“We’ve asked them to adjust the design and one area that we had talked about is the early childhood (center). We’re ok with a building that is similar to what the middle school looks like and they came back with a brick building. That is not something we anticipated them coming back with and that threw the numbers off,” he said. He said the board had discussed during a work session to change from a brick exterior to a cheaper version that would reduce the cost of the design, but there was miscommunication somewhere leading to the brick being kept in the design documents. “So, we said no. But, they are getting closer. What they did show us of the high school renovation project is really looking good. I feel confident that you’re going to be happy with that,” Johnson said.
One conflict that was discovered was in trying to relocate a gym that would be added to the building in a currently unused portion of the high school. “We made it very clear at the work session that it was a practice gym. We wanted it to be a regulation-sized gym. That’s what our coaches wanted and that’s what our teachers wanted,” Johnson said. “But, with that, we’re going to lose the ability for the community to have large gathering events to watch the kids play,” he said. The goal was to build a regulation sized gym in an area located behind the current entryway, but size will only allow space for the gym itself and not additional seating for parents and visitors to use.
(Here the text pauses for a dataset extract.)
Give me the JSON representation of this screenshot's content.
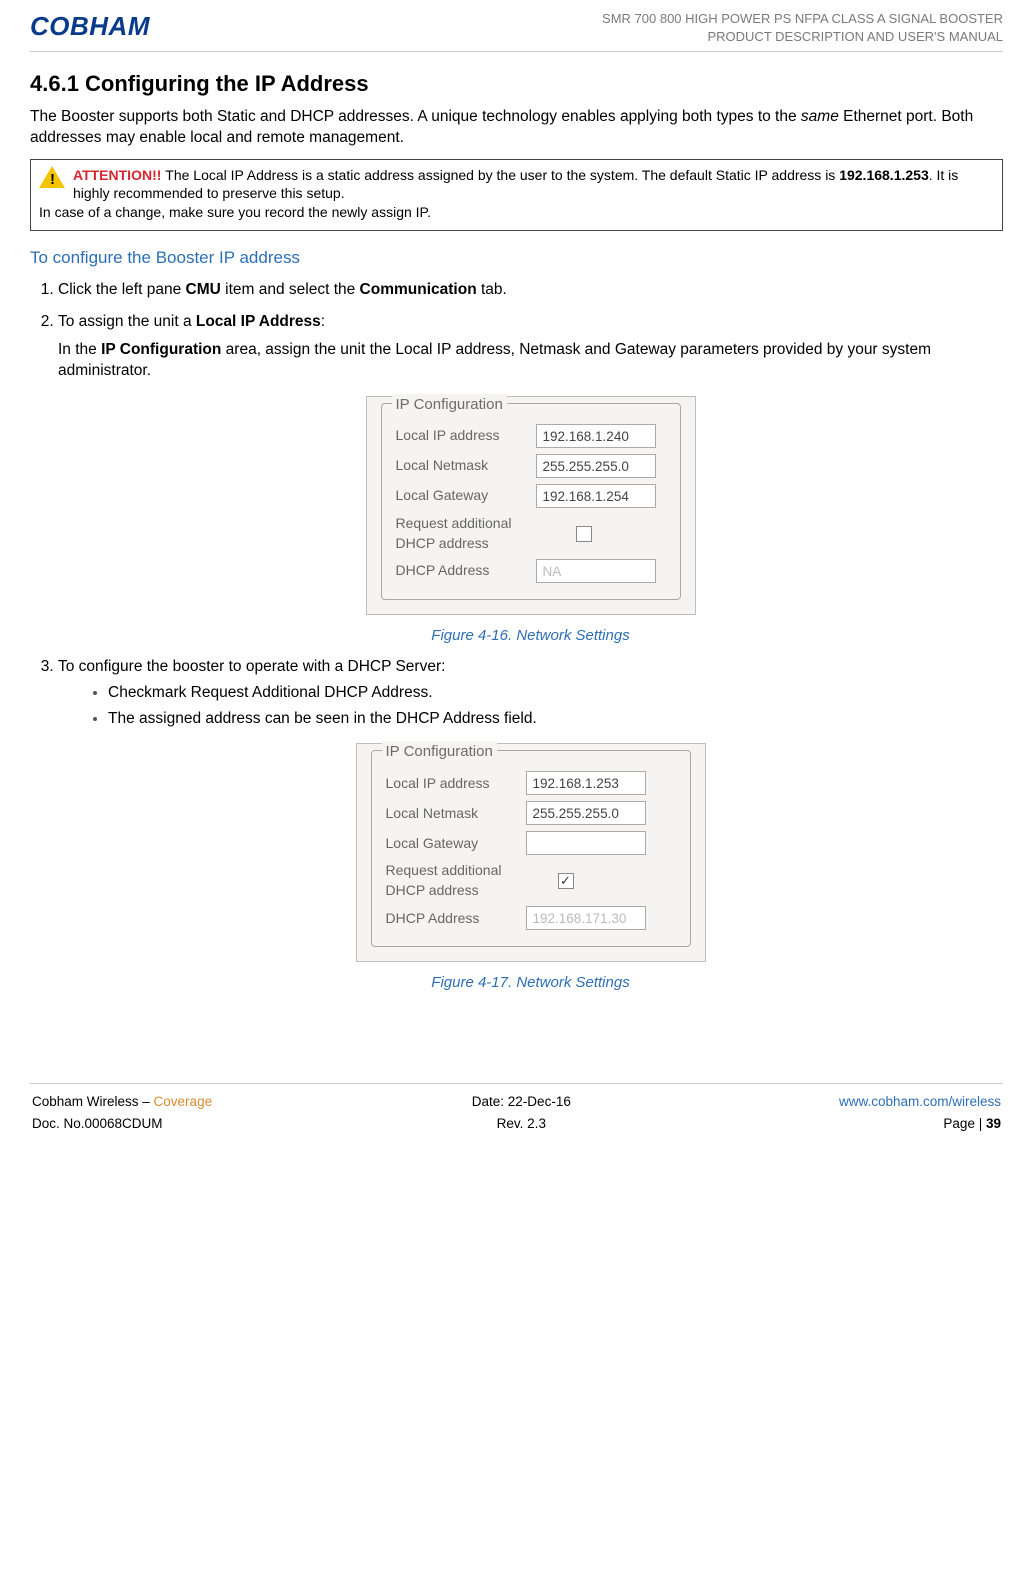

“We might have to do our events a little differently because we won’t be able to have a large crowd in that gym. We talked about not putting that in that space, but commit to having a free-standing space, but it doesn’t make sense when you start talking more about it, the costs, the logistics of kids having to go outside to get to it, and the locker room situation,” Johnson explained.
These concerns were brought up during the meeting and Johnson told the board he expects an update soon. “They are going to get it to us and they want the board to get together, deliver the information to the board. If the board is good with it, go out for bid and get these projects started,” Johnson said.
“They also feel very strongly that the numbers are conservative. They really have hopes that, when it actually goes out for bid, it would be less,” DeLuca said. He said, based on conversations with Branco and their subcontractors, once put out for bid, the costs are expected to be lower than being built into the plans, but much could change in the price of materials between now and when bidding is done.
Board member Tina Spurgeon voiced her frustration with the delays and spurred the board to be more active in moving the project forward. “Is there an end in sight? You say they are coming back, when are they coming back?” Spurgeon asked. Board President Carl Behr and Johnson both said they believe the board could see the presentation within a month.
“We’ve been disappointed, too,” Johnson said. “I think I’ve conveyed that to the community several times. Anytime anyone has talked to me about it, articles in the newspaper, anytime I have opportunities to speak, (I’ve said) I’m disappointed. The board’s disappointed that we’re not starting,” Johnson said. “From the people I’ve talked to, they’re disappointed, but they’re not upset because they know we are trying to be financially responsible.” Johnson said.
When warming water starts running into Ozarks reservoirs, thanks to the spring storms that rumble across southern Missouri every year, great schools of white bass will move into small tributaries where they will spawn. Sometimes it will last two or three weeks, sometimes more than a month.